Brazil may have to power the Olympic Games next year in Rio with diesel-fired temporary power plants after failing to meet a date for conclusion of agreement to use clean power.

That utility company, Light, and the federal government missed a self-imposed October 31st deadline to sign a deal to power the games, and in a recent meeting with officials from the International Olympic Committee, organizers were pressed to come up with an alternative.
Brazil 2016 logo
In its original proposal to the International Olympic Committee, organizers promoted the sustainability of Rio’s existing power grid. Around 85 per cent of Brazilian electricity comes from renewable sources, mainly hydroelectric power, according to a Rio 2016 sustainability report published last year.

“Therefore, our target is to use as much grid energy as possible,” wrote the organizers in the report. “Rio 2016 has been working with the Rio de Janeiro electrical utility provider to provide the base power-supply capacity and primary back-up power to our key venues with energy from the grid.”

Temporary power generators were mean to be the back-up plan to clean grid energy.

“It’s good for a Plan B, but it’s not good enough for Plan A,” said Rio 2016 spokesman Mario Andrada. “We’d rather stick to the Plan A.”

By contrast London had signed a deal with EDF Energy five years before the event and which, two years in advance, set up an energy center inside the Olympic Park.

London still drew criticism for using 373 temporary generators for the Olympics and the Paralympics that followed.

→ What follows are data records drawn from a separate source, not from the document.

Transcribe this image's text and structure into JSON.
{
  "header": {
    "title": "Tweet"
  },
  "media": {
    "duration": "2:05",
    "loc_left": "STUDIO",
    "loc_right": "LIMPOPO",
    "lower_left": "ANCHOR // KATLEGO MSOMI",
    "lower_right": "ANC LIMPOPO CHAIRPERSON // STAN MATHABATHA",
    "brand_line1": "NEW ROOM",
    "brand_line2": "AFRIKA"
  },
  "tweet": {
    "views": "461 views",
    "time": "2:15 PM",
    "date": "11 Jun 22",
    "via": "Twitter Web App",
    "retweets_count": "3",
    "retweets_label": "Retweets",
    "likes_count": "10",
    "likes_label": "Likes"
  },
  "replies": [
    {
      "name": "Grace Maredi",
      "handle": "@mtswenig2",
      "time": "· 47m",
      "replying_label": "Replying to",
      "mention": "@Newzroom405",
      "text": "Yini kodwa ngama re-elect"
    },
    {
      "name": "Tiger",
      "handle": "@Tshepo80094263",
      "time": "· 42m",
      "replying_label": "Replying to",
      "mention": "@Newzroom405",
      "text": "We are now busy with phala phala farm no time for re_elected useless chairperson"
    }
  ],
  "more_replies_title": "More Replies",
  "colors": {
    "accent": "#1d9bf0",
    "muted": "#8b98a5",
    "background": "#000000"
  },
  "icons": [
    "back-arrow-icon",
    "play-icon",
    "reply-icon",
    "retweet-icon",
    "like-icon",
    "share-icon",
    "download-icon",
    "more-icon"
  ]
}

The IOC said it has spoken with Ricardo Leyser, executive secretary at Brazil’s Ministry of Sport. “We expect the Brazilian organizers to deliver on their plan for energy provision as it was presented to us during that meeting,” the IOC said in a statement.